Needed from the data below: all lines that contain the word "Donations".

◆ ◆ ◆

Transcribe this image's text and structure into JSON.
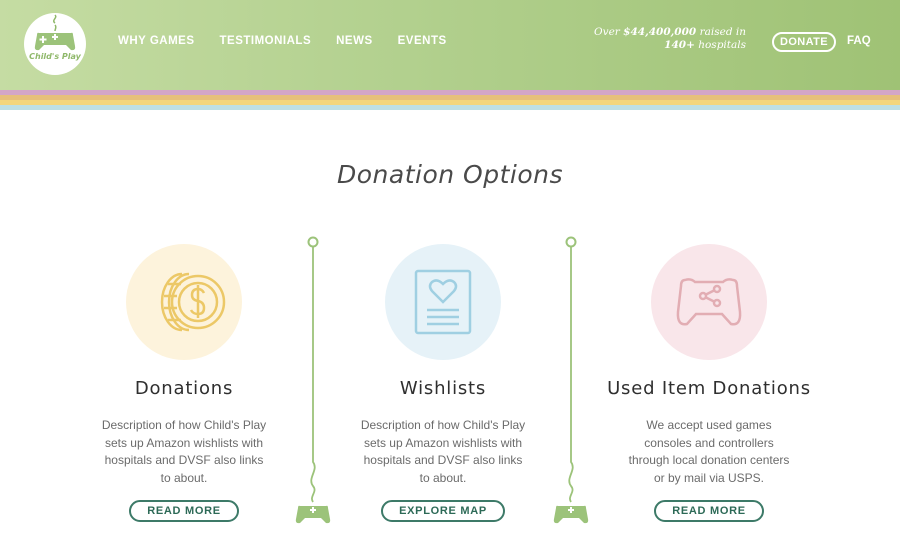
{
  "brand": {
    "logo_text": "Child's Play",
    "accent": "#a5c77e"
  },
  "nav": {
    "items": [
      "WHY GAMES",
      "TESTIMONIALS",
      "NEWS",
      "EVENTS"
    ]
  },
  "header": {
    "raised_prefix": "Over",
    "raised_amount": "$44,400,000",
    "raised_suffix": "raised in",
    "hospitals_count": "140+",
    "hospitals_label": "hospitals",
    "donate_label": "DONATE",
    "faq_label": "FAQ"
  },
  "stripes": [
    "#d3a6c6",
    "#e6c07a",
    "#f2d67c",
    "#bde0e4"
  ],
  "main": {
    "title": "Donation Options",
    "options": [
      {
        "icon": "coins-icon",
        "circle_color": "#fdf3dc",
        "icon_color": "#ecc867",
        "title": "Donations",
        "description": "Description of how Child's Play sets up Amazon wishlists with hospitals and DVSF also links to about.",
        "button": "READ MORE"
      },
      {
        "icon": "wishlist-heart-icon",
        "circle_color": "#e6f2f8",
        "icon_color": "#9fcfe2",
        "title": "Wishlists",
        "description": "Description of how Child's Play sets up Amazon wishlists with hospitals and DVSF also links to about.",
        "button": "EXPLORE MAP"
      },
      {
        "icon": "gamepad-share-icon",
        "circle_color": "#f9e6ea",
        "icon_color": "#e2adb3",
        "title": "Used Item Donations",
        "description": "We accept used games consoles and controllers through local donation centers or by mail via USPS.",
        "button": "READ MORE"
      }
    ]
  }
}
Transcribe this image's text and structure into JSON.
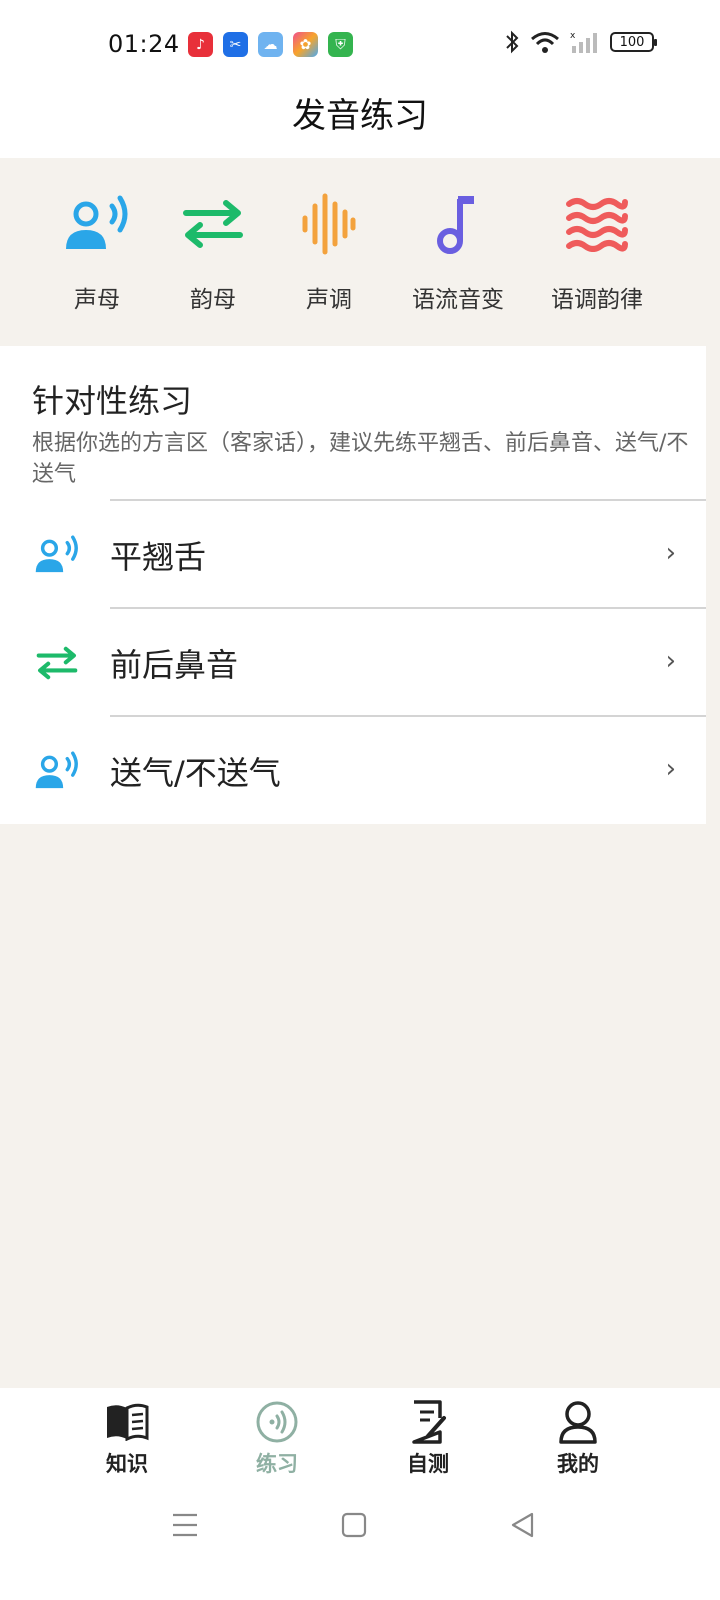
{
  "status_bar": {
    "time": "01:24",
    "battery": "100",
    "notification_icons": [
      "music-app-icon",
      "scissors-app-icon",
      "weather-app-icon",
      "photos-app-icon",
      "security-app-icon"
    ],
    "system_icons": [
      "bluetooth-icon",
      "wifi-icon",
      "signal-icon",
      "battery-icon"
    ]
  },
  "header": {
    "title": "发音练习"
  },
  "categories": [
    {
      "label": "声母",
      "icon": "speaker-person-icon",
      "color": "#2aa6e8"
    },
    {
      "label": "韵母",
      "icon": "swap-arrows-icon",
      "color": "#1dba6a"
    },
    {
      "label": "声调",
      "icon": "sound-wave-icon",
      "color": "#f3a23d"
    },
    {
      "label": "语流音变",
      "icon": "music-note-icon",
      "color": "#6a5fe0"
    },
    {
      "label": "语调韵律",
      "icon": "waves-icon",
      "color": "#ef5b5b"
    }
  ],
  "targeted": {
    "title": "针对性练习",
    "description": "根据你选的方言区（客家话），建议先练平翘舌、前后鼻音、送气/不送气",
    "items": [
      {
        "label": "平翘舌",
        "icon": "speaker-person-icon",
        "chevron": "›"
      },
      {
        "label": "前后鼻音",
        "icon": "swap-arrows-icon",
        "chevron": "›"
      },
      {
        "label": "送气/不送气",
        "icon": "speaker-person-icon",
        "chevron": "›"
      }
    ]
  },
  "bottom_nav": {
    "tabs": [
      {
        "label": "知识",
        "icon": "book-icon",
        "active": false
      },
      {
        "label": "练习",
        "icon": "practice-audio-icon",
        "active": true
      },
      {
        "label": "自测",
        "icon": "test-edit-icon",
        "active": false
      },
      {
        "label": "我的",
        "icon": "user-icon",
        "active": false
      }
    ],
    "active_color": "#8fb0a3"
  },
  "system_nav": [
    "menu-icon",
    "home-icon",
    "back-icon"
  ]
}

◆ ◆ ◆

## Solution to the problem
        "title": "Donations",
        "title": "Used Item Donations",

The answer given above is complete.